In this case series study, double immunostaining in 33 cases of histiocytoid Sweet syndrome demonstrated that the infiltrate is mostly composed of immature myeloid cells.
The dermal infiltrate of cutaneous lesions of histiocytoid Sweet syndrome is composed mostly of immature cells of myeloid lineage, but not of histiocytes, and it should not be interpreted as leukemia cutis; this histopathologic variant of Sweet syndrome is associated with hematologic malignancy with the same frequency as classic neutrophilic Sweet syndrome.
Histiocytoid Sweet syndrome is a rare histopathologic variant of Sweet syndrome. The nature of the histiocytoid infiltrate has generated considerable controversy in the literature.
The main goal of this study was to conduct a comprehensive overview of the immunohistochemical phenotype of the infiltrate in histiocytoid Sweet syndrome.
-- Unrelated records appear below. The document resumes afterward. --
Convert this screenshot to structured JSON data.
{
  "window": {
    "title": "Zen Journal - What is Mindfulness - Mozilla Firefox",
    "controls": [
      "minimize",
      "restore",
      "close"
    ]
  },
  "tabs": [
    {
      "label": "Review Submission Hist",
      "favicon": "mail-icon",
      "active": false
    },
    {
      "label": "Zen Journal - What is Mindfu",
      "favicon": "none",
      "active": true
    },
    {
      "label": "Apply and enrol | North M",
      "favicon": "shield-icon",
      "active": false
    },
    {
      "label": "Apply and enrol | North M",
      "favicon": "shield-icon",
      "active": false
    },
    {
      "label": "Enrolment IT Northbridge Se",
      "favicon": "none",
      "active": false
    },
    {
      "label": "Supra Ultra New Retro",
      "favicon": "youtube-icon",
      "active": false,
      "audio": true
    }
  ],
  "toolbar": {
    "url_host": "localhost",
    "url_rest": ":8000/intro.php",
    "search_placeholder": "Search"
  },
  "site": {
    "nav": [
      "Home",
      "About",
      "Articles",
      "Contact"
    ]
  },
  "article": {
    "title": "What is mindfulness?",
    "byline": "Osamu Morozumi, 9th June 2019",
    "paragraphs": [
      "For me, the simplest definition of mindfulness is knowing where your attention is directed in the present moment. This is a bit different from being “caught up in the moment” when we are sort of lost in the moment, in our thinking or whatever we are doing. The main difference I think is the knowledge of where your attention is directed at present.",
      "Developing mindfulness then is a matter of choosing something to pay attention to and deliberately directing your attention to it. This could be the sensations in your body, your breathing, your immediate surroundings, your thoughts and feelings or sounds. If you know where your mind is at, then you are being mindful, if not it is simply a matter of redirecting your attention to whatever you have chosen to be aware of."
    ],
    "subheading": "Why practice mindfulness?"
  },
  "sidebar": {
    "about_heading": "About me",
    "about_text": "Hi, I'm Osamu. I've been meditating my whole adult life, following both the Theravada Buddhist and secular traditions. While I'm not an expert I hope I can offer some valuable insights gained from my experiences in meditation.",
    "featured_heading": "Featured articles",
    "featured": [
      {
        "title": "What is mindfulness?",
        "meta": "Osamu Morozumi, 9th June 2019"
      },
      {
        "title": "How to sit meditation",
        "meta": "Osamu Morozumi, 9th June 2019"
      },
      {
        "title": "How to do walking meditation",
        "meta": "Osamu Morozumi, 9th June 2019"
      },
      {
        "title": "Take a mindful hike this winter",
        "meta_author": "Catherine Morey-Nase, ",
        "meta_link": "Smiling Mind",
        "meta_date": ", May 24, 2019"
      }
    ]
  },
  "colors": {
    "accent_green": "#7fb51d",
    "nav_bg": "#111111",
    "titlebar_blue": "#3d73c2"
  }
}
We also analyze whether this variant of Sweet syndrome is more frequently associated with hematologic malignancies than classic Sweet syndrome.
This is a retrospective case series study of the clinicopathologic, immunohistochemical, and molecular features of 33 patients with a clinicopathologic diagnosis of histiocytoid Sweet syndrome was conducted in the dermatology departments of 5 university hospitals and a private laboratory of dermatopathology.
Main Outcome and Measures
The clinical, histopathological, immunohistochemical, and follow-up features of 33 patients with histiocytoid Sweet syndrome were analyzed. In some cases, cytogenetic studies of the dermal infiltrate were also performed. We compare our findings with those of the literature.
The dermal infiltrate from the 33 study patients (20 female; median age, 49 years; age range, 5-93 years; and 13 male; median age, 42 years; age range, 4-76 years) was mainly composed of myeloperoxidase-positive immature myelomonocytic cells with histiocytoid morphology. No cytogenetic anomalies were found in the infiltrate except in 1 case in which neoplastic cells of chronic myelogenous leukemia were intermingled with the cells of histiocytoid Sweet syndrome. Authentic histiocytes were also found in most cases, with a mature immunoprofile, but they appeared to be a minor component of the infiltrate. Histiocytoid Sweet syndrome was not more frequently related with hematologic malignancies than classic neutrophilic Sweet syndrome.
Conclusions and Relevance
The dermal infiltrate of cutaneous lesions of histiocytoid Sweet syndrome is composed mostly of immature cells of myeloid lineage. This infiltrate should not be interpreted as leukemia cutis.
Alegría-Landa V, Rodríguez-Pinilla SM, Santos-Briz A, Rodríguez-Peralto JL, Alegre V, Cerroni L, Kutzner H, Requena L. Clinicopathologic, Immunohistochemical, and Molecular Features of Histiocytoid Sweet Syndrome. JAMA Dermatol. 2017;153(7):651-659. doi:10.1001/jamadermatol.2016.6092